I spent my youthful days in the BBC studios with him or in the back of a truck with him and the engineers. But it wasn’t just that. Dad came from humble beginnings, he had holes in shoes as a kid that he stuffed with paper because his parents couldn’t afford new ones. He was the first person in his family to go to Grammar school … it changed his life. His national service, spent in the RAF, opened many doors, including learning to sail. Dad and I sailed together from when I was 5. By the time I was 8 we had won national championships and could pretty much beat anyone. He then built me a boat which I sailed to National and International level. He would watch from the cliffs staring out over oceans, as his daughter sailed about. But he wasn’t just watching, he was analysing every tack, every wind shift and we sit and talk about it afterwards.
After retiring from the BBC, he and Mum settled into a very busy social life bowling. As with everything Dad did, he did it with aplomb. He and Mum were always winning things! He was an accomplished handy man. If something was needed, Dad built it. Things weren’t thrown away, they were fixed. When my son was born, he embraced being a grandad. He was as happy reading to my lad as he was playing scalextric or building something out of lego.
At his heart, he was a very private person but he instilled socialist values in me. He made me value every person I worked with. He made me competitive and he gave me his musicality and creativity.
Sadly on the 10th December, at 82, Dad passed away. It’s going to take a long time for me and my family to recover.
Well … back to plan A! Get my manuscript written, enter a few short story competitions. Go to the SCBWI conference, as an attendee (now that will be a new thing!). Get back to blogging, as I have read some marvellous books since I last posted anything and … who knows! I am going to spend the next few months going with the flow.

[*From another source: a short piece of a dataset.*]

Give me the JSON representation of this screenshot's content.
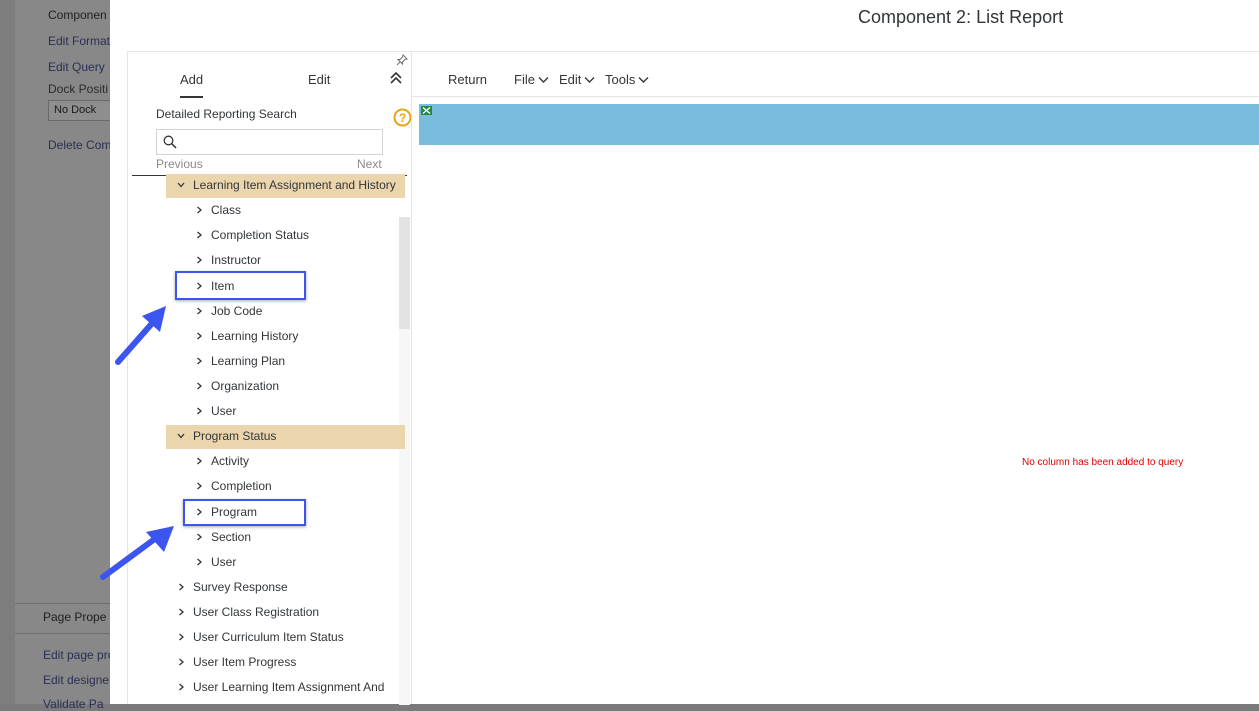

Thanks to all the tremendous support I have had from friends and people I hardly know. You have no idea how much it has meant to me.